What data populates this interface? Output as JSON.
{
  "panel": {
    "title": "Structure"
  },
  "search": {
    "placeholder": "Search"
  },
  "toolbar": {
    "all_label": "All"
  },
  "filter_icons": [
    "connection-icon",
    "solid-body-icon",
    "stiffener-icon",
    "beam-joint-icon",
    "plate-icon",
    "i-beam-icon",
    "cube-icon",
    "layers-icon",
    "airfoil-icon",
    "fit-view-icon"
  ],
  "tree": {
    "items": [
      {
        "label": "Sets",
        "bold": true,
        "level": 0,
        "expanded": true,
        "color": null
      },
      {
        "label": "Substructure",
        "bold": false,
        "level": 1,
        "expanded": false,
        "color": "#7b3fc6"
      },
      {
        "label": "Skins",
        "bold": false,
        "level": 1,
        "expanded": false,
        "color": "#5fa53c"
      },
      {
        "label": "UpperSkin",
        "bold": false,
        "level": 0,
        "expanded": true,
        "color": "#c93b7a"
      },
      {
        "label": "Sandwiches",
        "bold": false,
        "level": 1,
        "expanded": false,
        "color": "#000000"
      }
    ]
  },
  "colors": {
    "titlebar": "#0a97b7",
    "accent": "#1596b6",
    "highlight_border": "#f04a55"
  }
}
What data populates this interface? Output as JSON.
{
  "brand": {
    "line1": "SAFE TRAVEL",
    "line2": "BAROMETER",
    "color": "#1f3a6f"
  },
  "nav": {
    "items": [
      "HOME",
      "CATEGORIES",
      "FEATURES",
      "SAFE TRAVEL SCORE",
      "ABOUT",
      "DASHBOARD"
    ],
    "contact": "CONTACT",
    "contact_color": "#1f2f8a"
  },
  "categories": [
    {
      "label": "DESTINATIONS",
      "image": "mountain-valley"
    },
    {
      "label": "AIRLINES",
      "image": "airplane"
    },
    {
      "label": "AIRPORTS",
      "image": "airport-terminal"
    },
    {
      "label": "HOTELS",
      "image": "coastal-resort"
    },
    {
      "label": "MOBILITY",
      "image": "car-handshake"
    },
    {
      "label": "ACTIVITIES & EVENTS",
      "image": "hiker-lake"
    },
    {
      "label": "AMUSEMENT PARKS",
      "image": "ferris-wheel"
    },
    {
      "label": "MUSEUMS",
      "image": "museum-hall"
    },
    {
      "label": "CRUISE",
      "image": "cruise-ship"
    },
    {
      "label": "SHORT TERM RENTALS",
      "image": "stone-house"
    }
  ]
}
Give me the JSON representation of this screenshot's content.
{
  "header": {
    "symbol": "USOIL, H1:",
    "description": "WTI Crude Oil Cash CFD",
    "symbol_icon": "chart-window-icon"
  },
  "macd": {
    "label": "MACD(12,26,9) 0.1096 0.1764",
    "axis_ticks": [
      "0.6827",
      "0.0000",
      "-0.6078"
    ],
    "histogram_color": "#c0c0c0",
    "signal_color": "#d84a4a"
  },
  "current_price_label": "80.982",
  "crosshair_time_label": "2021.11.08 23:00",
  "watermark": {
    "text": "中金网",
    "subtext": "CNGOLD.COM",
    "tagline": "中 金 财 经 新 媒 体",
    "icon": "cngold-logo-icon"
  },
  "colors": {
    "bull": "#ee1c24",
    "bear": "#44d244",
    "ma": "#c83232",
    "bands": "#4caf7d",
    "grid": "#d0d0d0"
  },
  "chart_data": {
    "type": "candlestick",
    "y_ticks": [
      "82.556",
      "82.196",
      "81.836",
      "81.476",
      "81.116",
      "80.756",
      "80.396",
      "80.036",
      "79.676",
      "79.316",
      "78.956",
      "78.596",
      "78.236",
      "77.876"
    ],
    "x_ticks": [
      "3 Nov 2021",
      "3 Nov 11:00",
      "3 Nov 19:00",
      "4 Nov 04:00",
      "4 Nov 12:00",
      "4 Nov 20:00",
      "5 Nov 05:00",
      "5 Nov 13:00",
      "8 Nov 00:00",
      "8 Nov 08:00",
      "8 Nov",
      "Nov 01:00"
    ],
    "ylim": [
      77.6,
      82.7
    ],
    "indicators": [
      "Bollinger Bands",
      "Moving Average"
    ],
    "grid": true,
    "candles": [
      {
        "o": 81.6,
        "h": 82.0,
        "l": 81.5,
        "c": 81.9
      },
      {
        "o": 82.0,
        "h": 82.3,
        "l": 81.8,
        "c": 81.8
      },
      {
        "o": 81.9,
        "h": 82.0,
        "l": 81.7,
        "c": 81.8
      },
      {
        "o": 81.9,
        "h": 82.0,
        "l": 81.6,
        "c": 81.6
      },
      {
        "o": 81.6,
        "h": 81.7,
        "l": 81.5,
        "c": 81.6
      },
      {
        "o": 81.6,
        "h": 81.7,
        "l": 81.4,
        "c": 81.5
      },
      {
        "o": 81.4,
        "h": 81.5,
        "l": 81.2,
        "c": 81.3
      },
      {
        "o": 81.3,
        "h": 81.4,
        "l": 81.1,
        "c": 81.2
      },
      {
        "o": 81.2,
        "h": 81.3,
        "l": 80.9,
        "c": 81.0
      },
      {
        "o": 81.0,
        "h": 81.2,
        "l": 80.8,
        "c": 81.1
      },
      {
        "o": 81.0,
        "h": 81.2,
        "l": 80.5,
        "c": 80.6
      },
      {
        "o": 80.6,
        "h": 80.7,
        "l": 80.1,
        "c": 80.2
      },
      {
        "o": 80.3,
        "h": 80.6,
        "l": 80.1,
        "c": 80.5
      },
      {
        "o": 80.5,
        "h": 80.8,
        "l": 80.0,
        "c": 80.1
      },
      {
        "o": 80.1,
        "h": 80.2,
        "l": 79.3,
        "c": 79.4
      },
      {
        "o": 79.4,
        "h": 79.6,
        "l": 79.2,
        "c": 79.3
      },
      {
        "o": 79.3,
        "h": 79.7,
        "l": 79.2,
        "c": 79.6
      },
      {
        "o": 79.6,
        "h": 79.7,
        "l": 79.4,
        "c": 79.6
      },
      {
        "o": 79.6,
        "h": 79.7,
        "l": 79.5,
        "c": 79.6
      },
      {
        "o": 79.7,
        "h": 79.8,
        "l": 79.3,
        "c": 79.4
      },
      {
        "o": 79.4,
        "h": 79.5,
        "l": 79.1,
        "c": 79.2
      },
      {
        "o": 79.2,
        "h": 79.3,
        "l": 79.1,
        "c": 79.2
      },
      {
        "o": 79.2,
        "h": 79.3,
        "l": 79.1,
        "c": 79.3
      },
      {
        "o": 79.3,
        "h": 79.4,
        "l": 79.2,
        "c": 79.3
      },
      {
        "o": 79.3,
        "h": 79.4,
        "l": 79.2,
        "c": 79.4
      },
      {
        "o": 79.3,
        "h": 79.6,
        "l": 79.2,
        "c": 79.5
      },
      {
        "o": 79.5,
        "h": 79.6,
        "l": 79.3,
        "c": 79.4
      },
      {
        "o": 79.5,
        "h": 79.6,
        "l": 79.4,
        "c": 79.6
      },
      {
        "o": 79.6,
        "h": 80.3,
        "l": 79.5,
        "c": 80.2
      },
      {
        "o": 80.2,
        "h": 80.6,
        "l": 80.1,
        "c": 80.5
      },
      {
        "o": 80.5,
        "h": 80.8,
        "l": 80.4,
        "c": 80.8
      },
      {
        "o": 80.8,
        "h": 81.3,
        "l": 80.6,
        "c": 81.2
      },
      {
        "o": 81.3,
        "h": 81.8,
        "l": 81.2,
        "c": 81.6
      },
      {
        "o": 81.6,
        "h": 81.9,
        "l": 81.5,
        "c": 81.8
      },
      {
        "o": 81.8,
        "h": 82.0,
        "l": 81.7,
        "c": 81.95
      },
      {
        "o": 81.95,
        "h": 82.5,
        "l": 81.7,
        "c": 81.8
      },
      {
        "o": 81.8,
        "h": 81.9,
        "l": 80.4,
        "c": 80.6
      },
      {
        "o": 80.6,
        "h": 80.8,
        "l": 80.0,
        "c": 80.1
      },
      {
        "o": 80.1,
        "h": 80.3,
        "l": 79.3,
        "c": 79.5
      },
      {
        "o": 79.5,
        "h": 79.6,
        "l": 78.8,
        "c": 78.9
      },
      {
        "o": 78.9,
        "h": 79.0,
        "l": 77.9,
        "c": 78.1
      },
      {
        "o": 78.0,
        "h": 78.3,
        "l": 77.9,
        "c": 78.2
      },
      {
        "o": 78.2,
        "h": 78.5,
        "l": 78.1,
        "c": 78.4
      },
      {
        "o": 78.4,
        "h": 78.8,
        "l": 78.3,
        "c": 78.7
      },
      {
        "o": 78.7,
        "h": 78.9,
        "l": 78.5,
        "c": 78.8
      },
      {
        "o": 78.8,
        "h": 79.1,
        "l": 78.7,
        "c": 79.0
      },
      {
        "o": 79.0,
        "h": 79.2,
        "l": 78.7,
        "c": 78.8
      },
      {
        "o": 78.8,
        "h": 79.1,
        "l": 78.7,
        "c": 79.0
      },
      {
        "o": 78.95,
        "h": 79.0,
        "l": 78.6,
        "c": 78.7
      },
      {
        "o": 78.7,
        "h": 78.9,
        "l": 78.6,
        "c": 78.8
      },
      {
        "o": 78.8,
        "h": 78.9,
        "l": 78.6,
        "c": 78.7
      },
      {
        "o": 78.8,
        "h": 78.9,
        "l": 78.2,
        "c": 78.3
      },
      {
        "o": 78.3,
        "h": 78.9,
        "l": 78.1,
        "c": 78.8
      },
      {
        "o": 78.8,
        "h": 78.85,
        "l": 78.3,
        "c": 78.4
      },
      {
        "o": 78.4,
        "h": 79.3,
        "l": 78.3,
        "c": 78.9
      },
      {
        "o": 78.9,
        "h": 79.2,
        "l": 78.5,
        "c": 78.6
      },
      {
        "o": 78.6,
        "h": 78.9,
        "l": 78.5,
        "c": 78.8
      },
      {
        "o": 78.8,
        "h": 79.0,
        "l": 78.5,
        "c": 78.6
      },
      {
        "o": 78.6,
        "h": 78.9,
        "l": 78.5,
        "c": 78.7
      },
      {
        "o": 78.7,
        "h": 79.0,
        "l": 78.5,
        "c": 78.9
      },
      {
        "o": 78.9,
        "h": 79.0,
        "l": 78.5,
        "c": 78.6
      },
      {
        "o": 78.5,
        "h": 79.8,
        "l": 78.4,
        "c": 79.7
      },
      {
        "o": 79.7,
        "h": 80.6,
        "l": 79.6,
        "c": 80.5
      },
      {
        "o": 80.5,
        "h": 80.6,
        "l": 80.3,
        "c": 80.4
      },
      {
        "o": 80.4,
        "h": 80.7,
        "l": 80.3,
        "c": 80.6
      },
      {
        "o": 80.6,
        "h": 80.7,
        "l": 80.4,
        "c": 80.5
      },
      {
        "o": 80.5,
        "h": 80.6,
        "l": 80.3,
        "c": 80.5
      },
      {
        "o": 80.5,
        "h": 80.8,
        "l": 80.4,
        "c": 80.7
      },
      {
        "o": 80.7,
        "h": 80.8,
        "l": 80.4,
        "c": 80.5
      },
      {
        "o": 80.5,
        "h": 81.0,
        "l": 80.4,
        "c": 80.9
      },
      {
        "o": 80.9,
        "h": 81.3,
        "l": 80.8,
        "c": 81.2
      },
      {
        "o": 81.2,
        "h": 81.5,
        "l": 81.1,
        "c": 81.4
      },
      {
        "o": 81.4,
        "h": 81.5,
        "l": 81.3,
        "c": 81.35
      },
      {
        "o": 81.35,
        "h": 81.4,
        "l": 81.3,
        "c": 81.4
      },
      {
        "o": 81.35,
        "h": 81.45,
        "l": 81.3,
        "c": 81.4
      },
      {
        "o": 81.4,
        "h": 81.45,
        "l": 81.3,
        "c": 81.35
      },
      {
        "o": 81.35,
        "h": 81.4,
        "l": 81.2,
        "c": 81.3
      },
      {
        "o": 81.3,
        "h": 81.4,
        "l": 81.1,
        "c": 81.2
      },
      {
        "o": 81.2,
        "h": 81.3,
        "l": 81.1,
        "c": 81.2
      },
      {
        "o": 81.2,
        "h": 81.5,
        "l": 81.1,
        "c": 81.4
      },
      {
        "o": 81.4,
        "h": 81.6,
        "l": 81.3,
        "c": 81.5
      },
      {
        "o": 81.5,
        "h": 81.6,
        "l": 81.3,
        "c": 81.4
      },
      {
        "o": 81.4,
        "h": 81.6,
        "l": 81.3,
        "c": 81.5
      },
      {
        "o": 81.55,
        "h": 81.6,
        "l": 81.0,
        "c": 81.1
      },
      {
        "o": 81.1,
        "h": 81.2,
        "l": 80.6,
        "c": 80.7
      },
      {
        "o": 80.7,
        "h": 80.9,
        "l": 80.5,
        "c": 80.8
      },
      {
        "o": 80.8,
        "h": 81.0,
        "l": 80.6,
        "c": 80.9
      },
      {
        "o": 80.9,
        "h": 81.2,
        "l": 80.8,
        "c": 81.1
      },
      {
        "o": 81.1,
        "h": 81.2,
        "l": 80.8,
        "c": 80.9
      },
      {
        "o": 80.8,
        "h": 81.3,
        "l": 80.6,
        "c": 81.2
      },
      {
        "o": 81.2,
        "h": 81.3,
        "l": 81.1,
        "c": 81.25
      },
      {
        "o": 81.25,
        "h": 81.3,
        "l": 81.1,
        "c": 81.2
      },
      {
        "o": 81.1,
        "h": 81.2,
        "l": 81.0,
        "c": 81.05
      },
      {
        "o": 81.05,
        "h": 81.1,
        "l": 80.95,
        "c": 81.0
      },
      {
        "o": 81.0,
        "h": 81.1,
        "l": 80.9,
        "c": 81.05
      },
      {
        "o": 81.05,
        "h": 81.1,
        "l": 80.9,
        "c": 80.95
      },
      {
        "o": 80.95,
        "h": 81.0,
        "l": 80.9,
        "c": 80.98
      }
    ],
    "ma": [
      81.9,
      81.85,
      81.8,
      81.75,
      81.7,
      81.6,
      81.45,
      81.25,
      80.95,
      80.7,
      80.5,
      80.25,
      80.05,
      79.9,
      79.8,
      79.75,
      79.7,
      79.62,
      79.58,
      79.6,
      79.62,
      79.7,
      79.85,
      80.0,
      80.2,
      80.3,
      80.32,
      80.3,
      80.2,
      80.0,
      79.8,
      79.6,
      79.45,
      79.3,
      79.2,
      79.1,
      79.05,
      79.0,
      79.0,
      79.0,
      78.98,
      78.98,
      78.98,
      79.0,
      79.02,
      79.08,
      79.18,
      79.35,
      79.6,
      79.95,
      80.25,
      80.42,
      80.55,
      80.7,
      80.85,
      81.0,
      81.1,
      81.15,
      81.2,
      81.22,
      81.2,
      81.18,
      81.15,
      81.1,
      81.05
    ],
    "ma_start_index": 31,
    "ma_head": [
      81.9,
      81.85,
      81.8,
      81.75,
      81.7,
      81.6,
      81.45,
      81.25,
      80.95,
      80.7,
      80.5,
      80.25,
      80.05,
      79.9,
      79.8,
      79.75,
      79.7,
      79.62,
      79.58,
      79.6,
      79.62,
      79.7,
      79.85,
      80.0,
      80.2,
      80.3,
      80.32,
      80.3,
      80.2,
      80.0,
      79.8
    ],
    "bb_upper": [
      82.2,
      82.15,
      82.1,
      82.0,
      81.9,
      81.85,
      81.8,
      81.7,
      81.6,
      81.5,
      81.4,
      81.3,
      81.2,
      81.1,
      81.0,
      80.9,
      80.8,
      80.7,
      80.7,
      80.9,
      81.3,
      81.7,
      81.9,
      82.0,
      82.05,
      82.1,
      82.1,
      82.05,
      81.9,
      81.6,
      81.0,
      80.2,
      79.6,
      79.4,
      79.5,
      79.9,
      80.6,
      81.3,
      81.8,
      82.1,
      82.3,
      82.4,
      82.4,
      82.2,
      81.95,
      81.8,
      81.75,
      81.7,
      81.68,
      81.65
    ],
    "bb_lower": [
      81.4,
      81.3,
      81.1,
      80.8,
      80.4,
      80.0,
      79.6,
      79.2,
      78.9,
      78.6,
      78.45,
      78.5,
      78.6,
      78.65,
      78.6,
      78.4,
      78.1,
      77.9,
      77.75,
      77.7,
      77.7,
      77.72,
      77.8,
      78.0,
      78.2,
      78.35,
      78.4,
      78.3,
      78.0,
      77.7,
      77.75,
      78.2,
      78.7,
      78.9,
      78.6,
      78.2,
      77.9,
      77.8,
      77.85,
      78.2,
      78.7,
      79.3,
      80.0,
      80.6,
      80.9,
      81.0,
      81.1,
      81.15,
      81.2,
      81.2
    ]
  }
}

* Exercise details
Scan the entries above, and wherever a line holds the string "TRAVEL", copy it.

* Answer section
    "line1": "SAFE TRAVEL",
      "SAFE TRAVEL SCORE",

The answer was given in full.